Cancer is a disease of mutating genes, and evolutionary principles apply to it. We are investigating the roles of genes in the ecology of tumours: those that regulate the interactions of cancer cells with each other, with non-malignant stromal cells and with the extracellular matrix. We are particularly interested in the genetic basis of symbiotic relationships between tumour clones that drive invasion and metastasis. In collaboration with investigators at the NIH, University of Queensland and University of Sydney, we have developed novel in silico, in vitro and in vivo models for exploring the nature of clonal evolution during carcinoma development and the evolutionary consequences of expressing particular classes of cancer associated genes.


This research encompasses a broad range of molecular and cell biological methods and analyses, including cell culture, plasmid and virus vector construction, gene expression analysis, small animal handling, live-cell imaging and intravital microscopy.

Current national competitive grants*

2012
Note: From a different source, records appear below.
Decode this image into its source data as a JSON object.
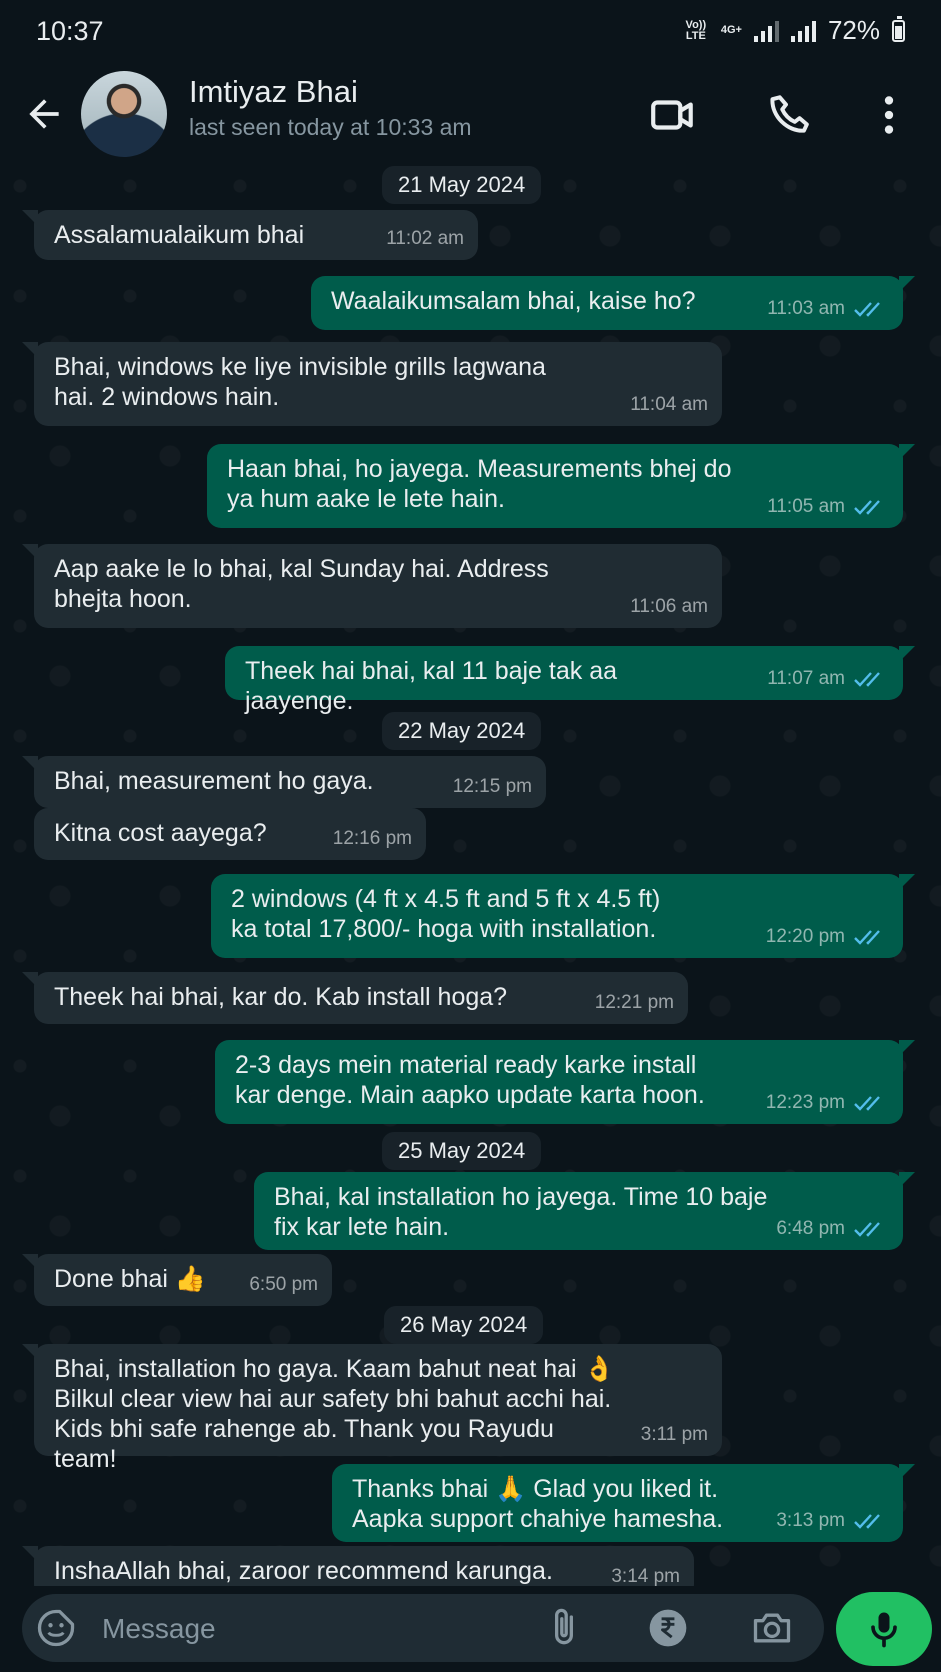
{
  "status_bar": {
    "time": "10:37",
    "network1": "Vo)) LTE",
    "network2": "4G+",
    "battery": "72%"
  },
  "header": {
    "contact_name": "Imtiyaz Bhai",
    "last_seen": "last seen today at 10:33 am"
  },
  "chat": {
    "dates": [
      "21 May 2024",
      "22 May 2024",
      "25 May 2024",
      "26 May 2024"
    ],
    "messages": [
      {
        "text": "Assalamualaikum bhai",
        "time": "11:02 am"
      },
      {
        "text": "Waalaikumsalam bhai, kaise ho?",
        "time": "11:03 am"
      },
      {
        "text": "Bhai, windows ke liye invisible grills lagwana\nhai. 2 windows hain.",
        "time": "11:04 am"
      },
      {
        "text": "Haan bhai, ho jayega. Measurements bhej do\nya hum aake le lete hain.",
        "time": "11:05 am"
      },
      {
        "text": "Aap aake le lo bhai, kal Sunday hai. Address\nbhejta hoon.",
        "time": "11:06 am"
      },
      {
        "text": "Theek hai bhai, kal 11 baje tak aa jaayenge.",
        "time": "11:07 am"
      },
      {
        "text": "Bhai, measurement ho gaya.",
        "time": "12:15 pm"
      },
      {
        "text": "Kitna cost aayega?",
        "time": "12:16 pm"
      },
      {
        "text": "2 windows (4 ft x 4.5 ft and 5 ft x 4.5 ft)\nka total 17,800/- hoga with installation.",
        "time": "12:20 pm"
      },
      {
        "text": "Theek hai bhai, kar do. Kab install hoga?",
        "time": "12:21 pm"
      },
      {
        "text": "2-3 days mein material ready karke install\nkar denge. Main aapko update karta hoon.",
        "time": "12:23 pm"
      },
      {
        "text": "Bhai, kal installation ho jayega. Time 10 baje\nfix kar lete hain.",
        "time": "6:48 pm"
      },
      {
        "text": "Done bhai 👍",
        "time": "6:50 pm"
      },
      {
        "text": "Bhai, installation ho gaya. Kaam bahut neat hai 👌\nBilkul clear view hai aur safety bhi bahut acchi hai.\nKids bhi safe rahenge ab. Thank you Rayudu team!",
        "time": "3:11 pm"
      },
      {
        "text": "Thanks bhai 🙏 Glad you liked it.\nAapka support chahiye hamesha.",
        "time": "3:13 pm"
      },
      {
        "text": "InshaAllah bhai, zaroor recommend karunga.",
        "time": "3:14 pm"
      }
    ]
  },
  "composer": {
    "placeholder": "Message"
  },
  "colors": {
    "background": "#0b141a",
    "incoming": "#202c33",
    "outgoing": "#005c4b",
    "accent": "#21c063",
    "read_ticks": "#53bdeb"
  },
  "icons": [
    "back-arrow-icon",
    "video-call-icon",
    "phone-icon",
    "more-options-icon",
    "emoji-icon",
    "attach-icon",
    "rupee-icon",
    "camera-icon",
    "mic-icon",
    "double-tick-icon"
  ]
}
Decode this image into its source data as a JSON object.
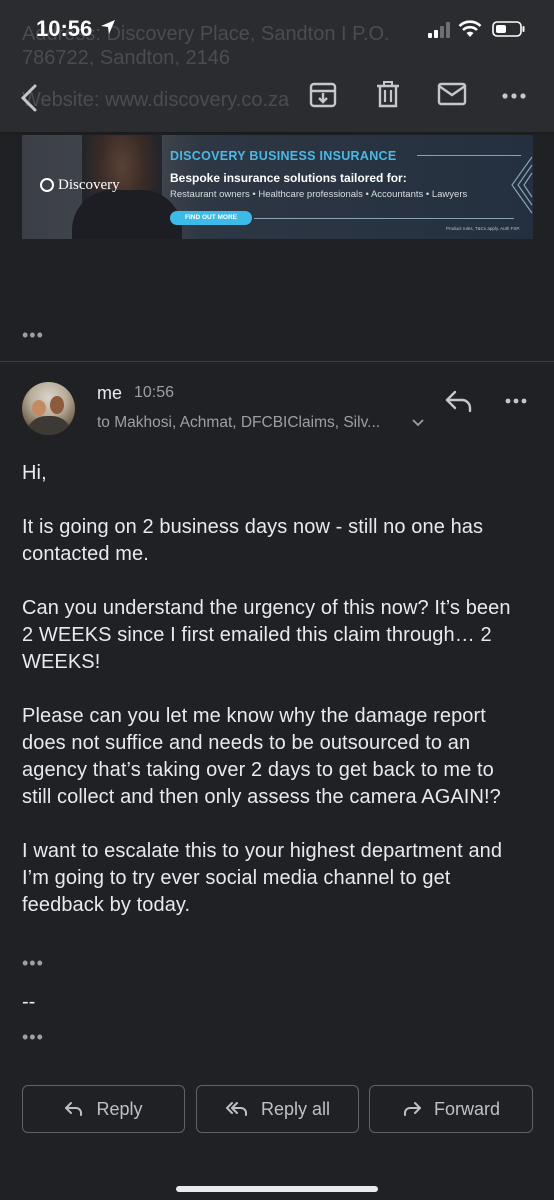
{
  "status_bar": {
    "time": "10:56"
  },
  "background_header": {
    "line1": "Address: Discovery Place, Sandton I P.O.",
    "line2": "786722, Sandton, 2146",
    "line3": "Website: www.discovery.co.za"
  },
  "toolbar": {
    "icons": [
      "back-icon",
      "archive-icon",
      "trash-icon",
      "mail-icon",
      "more-icon"
    ]
  },
  "banner": {
    "brand": "Discovery",
    "title": "DISCOVERY BUSINESS INSURANCE",
    "subtitle": "Bespoke insurance solutions tailored for:",
    "list": "Restaurant owners • Healthcare professionals • Accountants • Lawyers",
    "cta": "FIND OUT MORE",
    "fine_print": "Product rules, T&Cs apply. Auth FSP."
  },
  "message": {
    "sender": "me",
    "time": "10:56",
    "recipients": "to Makhosi, Achmat, DFCBIClaims, Silv...",
    "body": [
      "Hi,",
      "It is going on 2 business days now - still no one has contacted me.",
      "Can you understand the urgency of this now? It’s been 2 WEEKS since I first emailed this claim through… 2 WEEKS!",
      "Please can you let me know why the damage report does not suffice and needs to be outsourced to an agency that’s taking over 2 days to get back to me to still collect and then only assess the camera AGAIN!?",
      "I want to escalate this to your highest department and I’m going to try ever social media channel to get feedback by today."
    ],
    "signature_separator": "--"
  },
  "actions": {
    "reply": "Reply",
    "reply_all": "Reply all",
    "forward": "Forward"
  },
  "colors": {
    "background": "#202124",
    "text": "#e8eaed",
    "muted": "#9aa0a6",
    "banner_accent": "#49b9e6"
  }
}
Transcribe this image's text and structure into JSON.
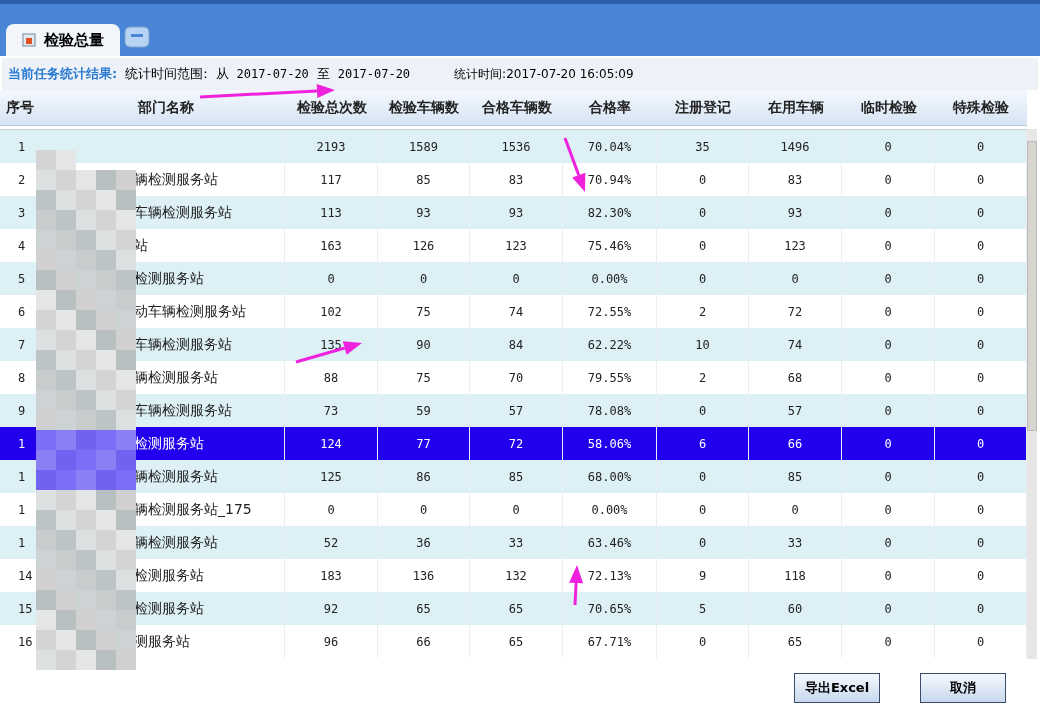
{
  "tab": {
    "label": "检验总量",
    "selected": true
  },
  "info": {
    "title": "当前任务统计结果:",
    "range_label": "统计时间范围:",
    "from_word": "从",
    "from": "2017-07-20",
    "to_word": "至",
    "to": "2017-07-20",
    "stat_time": "统计时间:2017-07-20 16:05:09"
  },
  "table": {
    "columns": [
      "序号",
      "部门名称",
      "检验总次数",
      "检验车辆数",
      "合格车辆数",
      "合格率",
      "注册登记",
      "在用车辆",
      "临时检验",
      "特殊检验"
    ],
    "rows": [
      {
        "seq": "1",
        "name": "",
        "values": [
          "2193",
          "1589",
          "1536",
          "70.04%",
          "35",
          "1496",
          "0",
          "0"
        ],
        "selected": false
      },
      {
        "seq": "2",
        "name": "辆检测服务站",
        "values": [
          "117",
          "85",
          "83",
          "70.94%",
          "0",
          "83",
          "0",
          "0"
        ],
        "selected": false
      },
      {
        "seq": "3",
        "name": "车辆检测服务站",
        "values": [
          "113",
          "93",
          "93",
          "82.30%",
          "0",
          "93",
          "0",
          "0"
        ],
        "selected": false
      },
      {
        "seq": "4",
        "name": "站",
        "values": [
          "163",
          "126",
          "123",
          "75.46%",
          "0",
          "123",
          "0",
          "0"
        ],
        "selected": false
      },
      {
        "seq": "5",
        "name": "检测服务站",
        "values": [
          "0",
          "0",
          "0",
          "0.00%",
          "0",
          "0",
          "0",
          "0"
        ],
        "selected": false
      },
      {
        "seq": "6",
        "name": "动车辆检测服务站",
        "values": [
          "102",
          "75",
          "74",
          "72.55%",
          "2",
          "72",
          "0",
          "0"
        ],
        "selected": false
      },
      {
        "seq": "7",
        "name": "车辆检测服务站",
        "values": [
          "135",
          "90",
          "84",
          "62.22%",
          "10",
          "74",
          "0",
          "0"
        ],
        "selected": false
      },
      {
        "seq": "8",
        "name": "辆检测服务站",
        "values": [
          "88",
          "75",
          "70",
          "79.55%",
          "2",
          "68",
          "0",
          "0"
        ],
        "selected": false
      },
      {
        "seq": "9",
        "name": "车辆检测服务站",
        "values": [
          "73",
          "59",
          "57",
          "78.08%",
          "0",
          "57",
          "0",
          "0"
        ],
        "selected": false
      },
      {
        "seq": "1",
        "name": "检测服务站",
        "values": [
          "124",
          "77",
          "72",
          "58.06%",
          "6",
          "66",
          "0",
          "0"
        ],
        "selected": true
      },
      {
        "seq": "1",
        "name": "辆检测服务站",
        "values": [
          "125",
          "86",
          "85",
          "68.00%",
          "0",
          "85",
          "0",
          "0"
        ],
        "selected": false
      },
      {
        "seq": "1",
        "name": "辆检测服务站_175",
        "values": [
          "0",
          "0",
          "0",
          "0.00%",
          "0",
          "0",
          "0",
          "0"
        ],
        "selected": false
      },
      {
        "seq": "1",
        "name": "辆检测服务站",
        "values": [
          "52",
          "36",
          "33",
          "63.46%",
          "0",
          "33",
          "0",
          "0"
        ],
        "selected": false
      },
      {
        "seq": "14",
        "name": "检测服务站",
        "values": [
          "183",
          "136",
          "132",
          "72.13%",
          "9",
          "118",
          "0",
          "0"
        ],
        "selected": false
      },
      {
        "seq": "15",
        "name": "检测服务站",
        "values": [
          "92",
          "65",
          "65",
          "70.65%",
          "5",
          "60",
          "0",
          "0"
        ],
        "selected": false
      },
      {
        "seq": "16",
        "name": "测服务站",
        "values": [
          "96",
          "66",
          "65",
          "67.71%",
          "0",
          "65",
          "0",
          "0"
        ],
        "selected": false
      }
    ]
  },
  "buttons": [
    "导出Excel",
    "取消"
  ]
}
Interactions between genes that cause cancer
Lyons G, Halliday G
NHMRC Project Grants ($536,010 over 3 years)

* Grants administered through the University of Sydney

International links

United States. (National Institutes of Health) Mechanisms of head and neck cancer progression.